*** Opening Material for this exercise ***

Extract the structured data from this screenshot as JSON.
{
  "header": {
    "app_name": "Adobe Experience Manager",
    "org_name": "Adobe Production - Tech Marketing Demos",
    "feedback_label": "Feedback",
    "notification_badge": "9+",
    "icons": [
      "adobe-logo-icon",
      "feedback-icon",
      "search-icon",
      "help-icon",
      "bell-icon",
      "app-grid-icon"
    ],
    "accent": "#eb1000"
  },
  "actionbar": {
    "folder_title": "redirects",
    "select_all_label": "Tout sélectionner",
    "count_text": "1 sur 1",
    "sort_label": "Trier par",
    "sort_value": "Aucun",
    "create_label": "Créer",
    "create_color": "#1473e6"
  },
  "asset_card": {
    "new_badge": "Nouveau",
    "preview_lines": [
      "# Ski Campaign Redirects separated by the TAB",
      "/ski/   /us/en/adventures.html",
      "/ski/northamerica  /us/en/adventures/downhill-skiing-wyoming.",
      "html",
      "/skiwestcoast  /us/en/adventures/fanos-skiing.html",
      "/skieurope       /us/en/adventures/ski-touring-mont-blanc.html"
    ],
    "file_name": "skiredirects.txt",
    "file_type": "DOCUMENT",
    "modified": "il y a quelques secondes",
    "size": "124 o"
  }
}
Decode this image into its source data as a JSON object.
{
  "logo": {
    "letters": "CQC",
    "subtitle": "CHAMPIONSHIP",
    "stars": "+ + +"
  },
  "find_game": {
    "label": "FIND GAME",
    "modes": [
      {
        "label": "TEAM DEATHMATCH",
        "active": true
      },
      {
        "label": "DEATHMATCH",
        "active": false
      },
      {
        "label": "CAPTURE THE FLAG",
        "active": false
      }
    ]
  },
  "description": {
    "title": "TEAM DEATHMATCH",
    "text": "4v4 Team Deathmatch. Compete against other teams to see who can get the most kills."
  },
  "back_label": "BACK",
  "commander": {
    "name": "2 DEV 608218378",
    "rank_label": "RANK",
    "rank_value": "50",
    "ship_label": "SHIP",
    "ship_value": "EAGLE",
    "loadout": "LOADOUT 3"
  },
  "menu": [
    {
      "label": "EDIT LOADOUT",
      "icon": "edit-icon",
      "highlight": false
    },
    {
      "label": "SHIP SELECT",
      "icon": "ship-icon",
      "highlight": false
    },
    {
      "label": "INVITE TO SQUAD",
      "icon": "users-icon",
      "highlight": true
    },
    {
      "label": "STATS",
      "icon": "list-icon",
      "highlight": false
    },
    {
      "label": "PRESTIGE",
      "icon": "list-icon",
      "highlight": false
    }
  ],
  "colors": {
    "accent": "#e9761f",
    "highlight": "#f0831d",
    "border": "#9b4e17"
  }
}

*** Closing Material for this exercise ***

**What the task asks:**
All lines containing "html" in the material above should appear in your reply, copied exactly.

**Response area:**
      "/ski/   /us/en/adventures.html",
      "html",
      "/skiwestcoast  /us/en/adventures/fanos-skiing.html",
      "/skieurope       /us/en/adventures/ski-touring-mont-blanc.html"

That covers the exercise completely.